My first campaign was a run for the Mercer Island City Council in 1979. We had all of $1,200 to spend and most of it went to buying ads in the Mercer Island Reporter. Campaign mailers were not in the budget, and even if they had been, we didn’t have access to the targeted voter lists candidates use today to get their messages to the right people.
In the years since, I have witnessed a dramatic transformation in how campaigns are run. The advent of social media and other online platforms such as Google and Facebook has opened avenues of direct communication with curated groups of voters once reserved for well-moneyed campaigns.
This new technology is also a reminder of what the founders of the Public Disclosure Commission (disclosure: I currently chair the PDC) knew so well nearly 50 years ago when they fought to create campaign disclosure in Washington state: The cure for much of what ails the political process is public access to information. Empower the voters to see behind the curtain so they can hold candidates to account. That foresight has fostered Washington’s reputation for good government and fair elections.
The present-day Disclosure Commission strives to keep Washington’s groundbreaking 1972 law relevant to the times. Under that law, businesses that provide a platform for political advertising have an obligation to make information about ad buys available to the public. Thus our rules have long detailed specific standards for TV stations, printers, newspapers, mailing services, and even billboard companies.
Recognizing that modern political advertising requires rules that account for the way campaigns use social media, in 2018 we updated the rules with similar specifics for digital platforms such as Facebook and Google.
Disappointingly, Facebook and Google chose to withdraw from the market and instituted self-imposed political ad bans in Washington. Those bans have effectively shut out campaigns from advertising on the platforms and led to widespread confusion about the law. And the fact that the companies allow some campaigns to still advertise presents its own challenges to a transparent and level playing field.
The PDC has never prohibited campaigns from using Facebook and Google. We only insist these companies comply with the law by giving the public timely access to the records of those ad buys—just as radio stations, mail houses and other vendors have done for decades—offering a vital check on the information disclosed by campaigns themselves.
Facebook’s and Google’s failure to provide this access when they accept political advertising despite their own bans has repeatedly landed them in court with the state. This results in less transparency, as political ads still appear in Washingtonians’ online feeds, but the required information about who purchased those ads, for how much, and with whose money is unavailable or nearly impossible to get.
I believe the current state of affairs doesn’t provide disclosure, and instead serves to keep low-cost political advertising out of reach for upstart, grassroots campaigns. In response, the PDC wants to help change that by providing the public with its own ability to follow the money when it comes to digital ads.

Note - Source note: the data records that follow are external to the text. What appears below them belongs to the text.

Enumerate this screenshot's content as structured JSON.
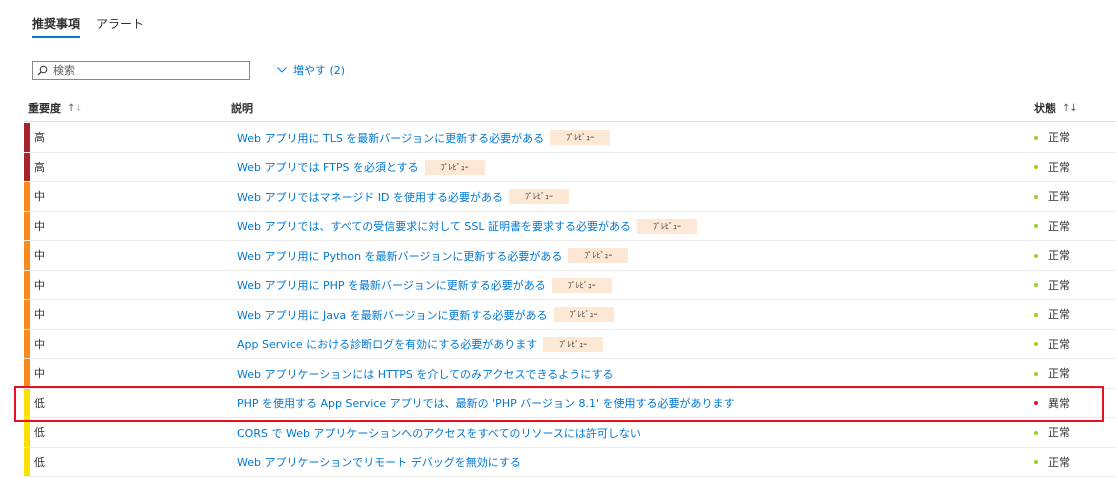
{
  "tabs": [
    {
      "label": "推奨事項",
      "active": true
    },
    {
      "label": "アラート",
      "active": false
    }
  ],
  "search": {
    "placeholder": "検索",
    "value": ""
  },
  "expand": {
    "label": "増やす (2)"
  },
  "columns": {
    "severity": "重要度",
    "description": "説明",
    "status": "状態"
  },
  "colors": {
    "high": "#a4262c",
    "medium": "#f7891e",
    "low": "#fce100",
    "healthy": "#9bd21e",
    "unhealthy": "#e81123",
    "accent": "#0078d4",
    "badge": "#fde7d5",
    "highlight": "#e81123"
  },
  "preview_label": "ﾌﾟﾚﾋﾞｭｰ",
  "rows": [
    {
      "severity": "高",
      "level": "high",
      "description": "Web アプリ用に TLS を最新バージョンに更新する必要がある",
      "preview": true,
      "status": "正常",
      "state": "healthy"
    },
    {
      "severity": "高",
      "level": "high",
      "description": "Web アプリでは FTPS を必須とする",
      "preview": true,
      "status": "正常",
      "state": "healthy"
    },
    {
      "severity": "中",
      "level": "medium",
      "description": "Web アプリではマネージド ID を使用する必要がある",
      "preview": true,
      "status": "正常",
      "state": "healthy"
    },
    {
      "severity": "中",
      "level": "medium",
      "description": "Web アプリでは、すべての受信要求に対して SSL 証明書を要求する必要がある",
      "preview": true,
      "status": "正常",
      "state": "healthy"
    },
    {
      "severity": "中",
      "level": "medium",
      "description": "Web アプリ用に Python を最新バージョンに更新する必要がある",
      "preview": true,
      "status": "正常",
      "state": "healthy"
    },
    {
      "severity": "中",
      "level": "medium",
      "description": "Web アプリ用に PHP を最新バージョンに更新する必要がある",
      "preview": true,
      "status": "正常",
      "state": "healthy"
    },
    {
      "severity": "中",
      "level": "medium",
      "description": "Web アプリ用に Java を最新バージョンに更新する必要がある",
      "preview": true,
      "status": "正常",
      "state": "healthy"
    },
    {
      "severity": "中",
      "level": "medium",
      "description": "App Service における診断ログを有効にする必要があります",
      "preview": true,
      "status": "正常",
      "state": "healthy"
    },
    {
      "severity": "中",
      "level": "medium",
      "description": "Web アプリケーションには HTTPS を介してのみアクセスできるようにする",
      "preview": false,
      "status": "正常",
      "state": "healthy"
    },
    {
      "severity": "低",
      "level": "low",
      "description": "PHP を使用する App Service アプリでは、最新の 'PHP バージョン 8.1' を使用する必要があります",
      "preview": false,
      "status": "異常",
      "state": "unhealthy"
    },
    {
      "severity": "低",
      "level": "low",
      "description": "CORS で Web アプリケーションへのアクセスをすべてのリソースには許可しない",
      "preview": false,
      "status": "正常",
      "state": "healthy"
    },
    {
      "severity": "低",
      "level": "low",
      "description": "Web アプリケーションでリモート デバッグを無効にする",
      "preview": false,
      "status": "正常",
      "state": "healthy"
    }
  ]
}
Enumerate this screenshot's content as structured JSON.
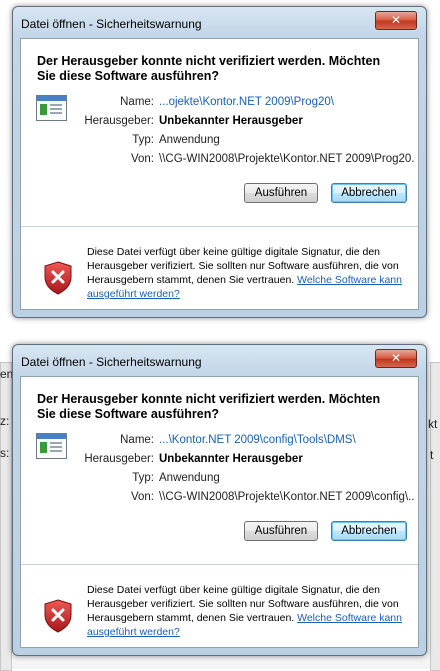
{
  "dialogs": [
    {
      "title": "Datei öffnen - Sicherheitswarnung",
      "close_glyph": "✕",
      "heading": "Der Herausgeber konnte nicht verifiziert werden. Möchten Sie diese Software ausführen?",
      "labels": {
        "name": "Name:",
        "publisher": "Herausgeber:",
        "type": "Typ:",
        "from": "Von:"
      },
      "values": {
        "name": "...ojekte\\Kontor.NET 2009\\Prog20\\",
        "publisher": "Unbekannter Herausgeber",
        "type": "Anwendung",
        "from": "\\\\CG-WIN2008\\Projekte\\Kontor.NET 2009\\Prog20..."
      },
      "buttons": {
        "run": "Ausführen",
        "cancel": "Abbrechen"
      },
      "warning_text": "Diese Datei verfügt über keine gültige digitale Signatur, die den Herausgeber verifiziert. Sie sollten nur Software ausführen, die von Herausgebern stammt, denen Sie vertrauen. ",
      "warning_link": "Welche Software kann ausgeführt werden?"
    },
    {
      "title": "Datei öffnen - Sicherheitswarnung",
      "close_glyph": "✕",
      "heading": "Der Herausgeber konnte nicht verifiziert werden. Möchten Sie diese Software ausführen?",
      "labels": {
        "name": "Name:",
        "publisher": "Herausgeber:",
        "type": "Typ:",
        "from": "Von:"
      },
      "values": {
        "name": "...\\Kontor.NET 2009\\config\\Tools\\DMS\\",
        "publisher": "Unbekannter Herausgeber",
        "type": "Anwendung",
        "from": "\\\\CG-WIN2008\\Projekte\\Kontor.NET 2009\\config\\..."
      },
      "buttons": {
        "run": "Ausführen",
        "cancel": "Abbrechen"
      },
      "warning_text": "Diese Datei verfügt über keine gültige digitale Signatur, die den Herausgeber verifiziert. Sie sollten nur Software ausführen, die von Herausgebern stammt, denen Sie vertrauen. ",
      "warning_link": "Welche Software kann ausgeführt werden?"
    }
  ],
  "background_fragments": {
    "left_top": "en",
    "left_mid": "z:",
    "left_low": "s:",
    "right_top": "kt",
    "right_mid": "t"
  },
  "icons": {
    "app": "application-window-icon",
    "shield": "security-shield-icon",
    "close": "close-icon"
  },
  "colors": {
    "link": "#1a5fb4",
    "close_button": "#c0391f",
    "shield_red": "#c8252b",
    "title_gradient": "#c3d6e8"
  }
}
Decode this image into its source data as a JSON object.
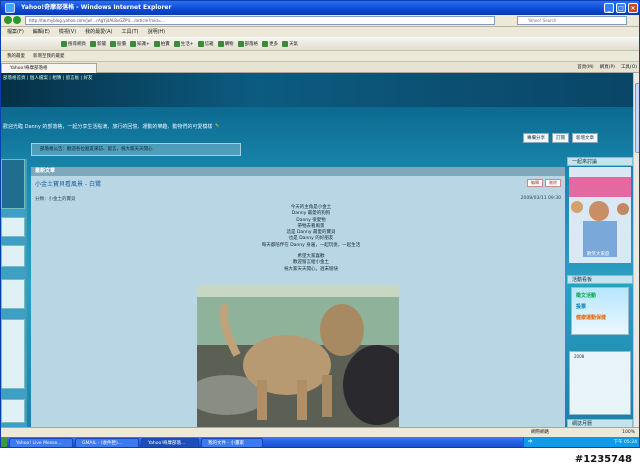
{
  "window": {
    "title": "Yahoo!奇摩部落格 - Windows Internet Explorer",
    "address": "http://tw.myblog.yahoo.com/jw!...rAgYj4AL8vGZPU.../article?mid=...",
    "search_placeholder": "Yahoo! Search"
  },
  "menu": [
    "檔案(F)",
    "編輯(E)",
    "檢視(V)",
    "我的最愛(A)",
    "工具(T)",
    "說明(H)"
  ],
  "toolbar": [
    "搜尋網頁",
    "新聞",
    "股價",
    "知識+",
    "拍賣",
    "生活+",
    "信箱",
    "購物",
    "部落格",
    "更多",
    "天氣"
  ],
  "favorites_bar": [
    "我的最愛",
    "新增至我的最愛"
  ],
  "tab": {
    "label": "Yahoo!奇摩部落格"
  },
  "command_bar": [
    "首頁(M)",
    "網頁(P)",
    "工具(O)"
  ],
  "blog": {
    "nav_links": "部落格首頁 | 個人檔案 | 相簿 | 留言板 | 好友",
    "description": "歡迎光臨 Danny 的部落格，一起分享生活點滴、旅行的回憶、運動的樂趣、動物們的可愛模樣",
    "notice": "部落格公告：歡迎各位朋友來訪、留言，祝大家天天開心",
    "buttons": [
      "專欄分享",
      "訂閱",
      "新增文章"
    ],
    "section_heading": "最新文章",
    "article": {
      "title": "小金土寶貝看風景 - 白鷺",
      "category": "分類：小金土的寶貝",
      "date": "2008/03/11 09:30",
      "action_buttons": [
        "編輯",
        "刪除"
      ],
      "poem": [
        "今天的主角是小金土",
        "Danny 最愛的狗狗",
        "Danny 很愛牠",
        "帶牠去看風景",
        "這是 Danny 最愛的寶貝",
        "也是 Danny 的好朋友",
        "每天都陪伴在 Danny 身邊，一起玩耍，一起生活",
        "希望大家喜歡",
        "歡迎留言給小金土",
        "祝大家天天開心，週末愉快"
      ]
    }
  },
  "sidebar_right": {
    "profile_heading": "一起來討論",
    "photo_caption": "歡笑大家庭",
    "events_heading": "活動看板",
    "promo": [
      "徵文活動",
      "投票",
      "健康運動保健"
    ],
    "calendar_year": "2008",
    "calendar_heading": "網誌月曆"
  },
  "statusbar": {
    "zone": "網際網路",
    "zoom": "100%"
  },
  "taskbar": {
    "tasks": [
      "Yahoo! Live Messe...",
      "GMAIL - (收件匣)...",
      "Yahoo!奇摩部落...",
      "我的文件 - 小畫家"
    ],
    "ime": "中",
    "clock": "下午 05:24"
  },
  "watermark": "#1235748"
}
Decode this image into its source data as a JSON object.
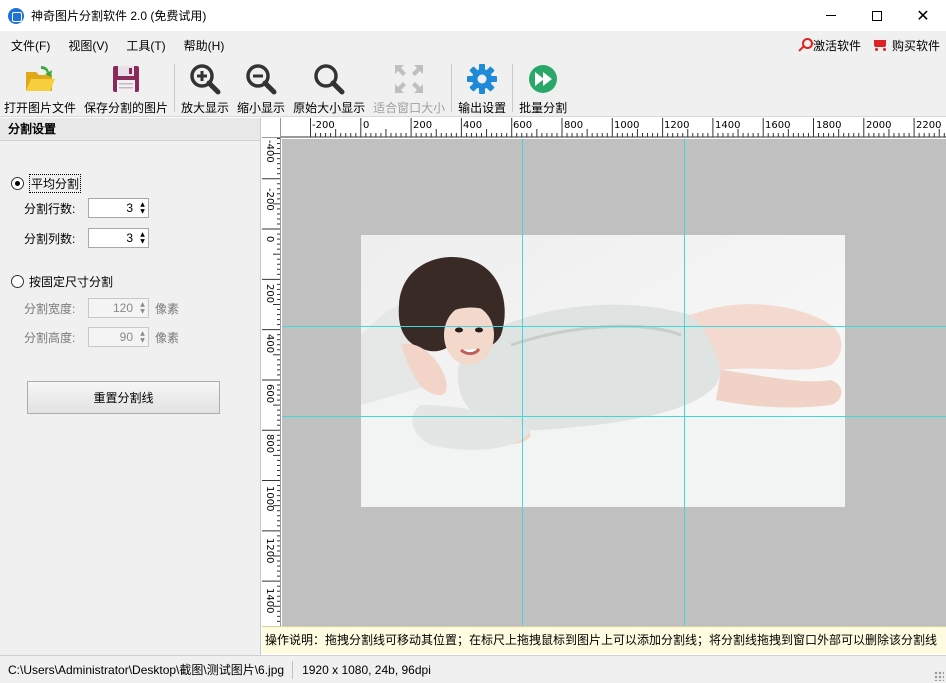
{
  "window": {
    "title": "神奇图片分割软件 2.0 (免费试用)"
  },
  "menu": {
    "items": [
      "文件(F)",
      "视图(V)",
      "工具(T)",
      "帮助(H)"
    ],
    "activate_label": "激活软件",
    "buy_label": "购买软件"
  },
  "toolbar": {
    "open_label": "打开图片文件",
    "save_label": "保存分割的图片",
    "zoom_in_label": "放大显示",
    "zoom_out_label": "缩小显示",
    "actual_size_label": "原始大小显示",
    "fit_window_label": "适合窗口大小",
    "output_settings_label": "输出设置",
    "batch_label": "批量分割"
  },
  "panel": {
    "header": "分割设置",
    "even_split": {
      "label": "平均分割",
      "checked": true,
      "rows_label": "分割行数:",
      "rows_value": "3",
      "cols_label": "分割列数:",
      "cols_value": "3"
    },
    "fixed_split": {
      "label": "按固定尺寸分割",
      "checked": false,
      "width_label": "分割宽度:",
      "width_value": "120",
      "height_label": "分割高度:",
      "height_value": "90",
      "unit": "像素"
    },
    "reset_label": "重置分割线"
  },
  "ruler": {
    "top_labels": [
      "-200",
      "0",
      "200",
      "400",
      "600",
      "800",
      "1000",
      "1200",
      "1400",
      "1600",
      "1800",
      "2000",
      "2200"
    ],
    "left_labels": [
      "-400",
      "-200",
      "0",
      "200",
      "400",
      "600",
      "800",
      "1000",
      "1200",
      "1400"
    ]
  },
  "hint": "操作说明：拖拽分割线可移动其位置；在标尺上拖拽鼠标到图片上可以添加分割线；将分割线拖拽到窗口外部可以删除该分割线",
  "status": {
    "path": "C:\\Users\\Administrator\\Desktop\\截图\\测试图片\\6.jpg",
    "info": "1920 x 1080, 24b, 96dpi"
  },
  "colors": {
    "grid_line": "#3fd8e0",
    "canvas_bg": "#c0c0c0",
    "accent_blue": "#1e8ad8",
    "folder_yellow": "#f2c230",
    "disk_purple": "#8a2a5a"
  },
  "icons": {
    "open": "folder-open-icon",
    "save": "floppy-disk-icon",
    "zoom_in": "zoom-in-icon",
    "zoom_out": "zoom-out-icon",
    "actual_size": "magnifier-icon",
    "fit_window": "fit-window-icon",
    "output_settings": "gear-icon",
    "batch": "fast-forward-icon",
    "activate": "key-icon",
    "buy": "cart-icon"
  }
}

What if you could come to the PDC website, look at a campaign’s reports, and click on an advertising expense entry to see the ad itself and details about the purchase? I believe that we can make it easier to comply with the law, make powerful digital communications tools available to all campaigns, and in the process enhance transparency.
To do that, the sponsors of political ads should bear greater responsibility. Our rules should put the onus on campaigns to identify political advertising for digital ad providers. Candidates and political committees know when they are buying political ads, so why shouldn’t they identify them as such, so the platforms know which records need to be maintained and provided to the public?
And when that self-identification doesn’t happen, there should be not only consequences for campaigns, but a cure-period for digital ad providers to catch up. Platforms don’t get a pass, but we should consider giving them longer than the law’s current 24-hour deadline to have records available when the sponsors conceal the political nature of ad buys. This combination of proactive identification and a “cure period” in those rare instances when it’s neglected will result in quicker, fuller disclosure for the vast majority of ads, and more complete transparency when someone’s trying to hide the ball from the provider—and the public.
None of this will work without the digital ad providers themselves doing a better job of meeting disclosure requirements. The archives that the major players have developed to date still lack required information and specificity. They must provide transparency—and the PDC, with the help of the Attorney General, will continue to hold them accountable when they don’t.
These are among my ideas, as one member of the PDC. The full Commission recently signaled an intention to review the rules regarding digital political advertising, which we hope will kick off a broad conversation about how we make the rules both viable and protective of the public’s right to know.
At its Aug. 26 meeting, the Commission will provide the first of what will be several opportunities for the public to weigh in. We especially want to hear from those with thoughts on what role campaigns should play in digital ad disclosure and what obligations should remain with the digital platforms. Email firstname.lastname@example.org to send your comments in advance or sign up to speak at the meeting.
Fred Jarrett is a former Mercer Island mayor, state senator and deputy King County executive. He chairs the Public Disclosure Commission.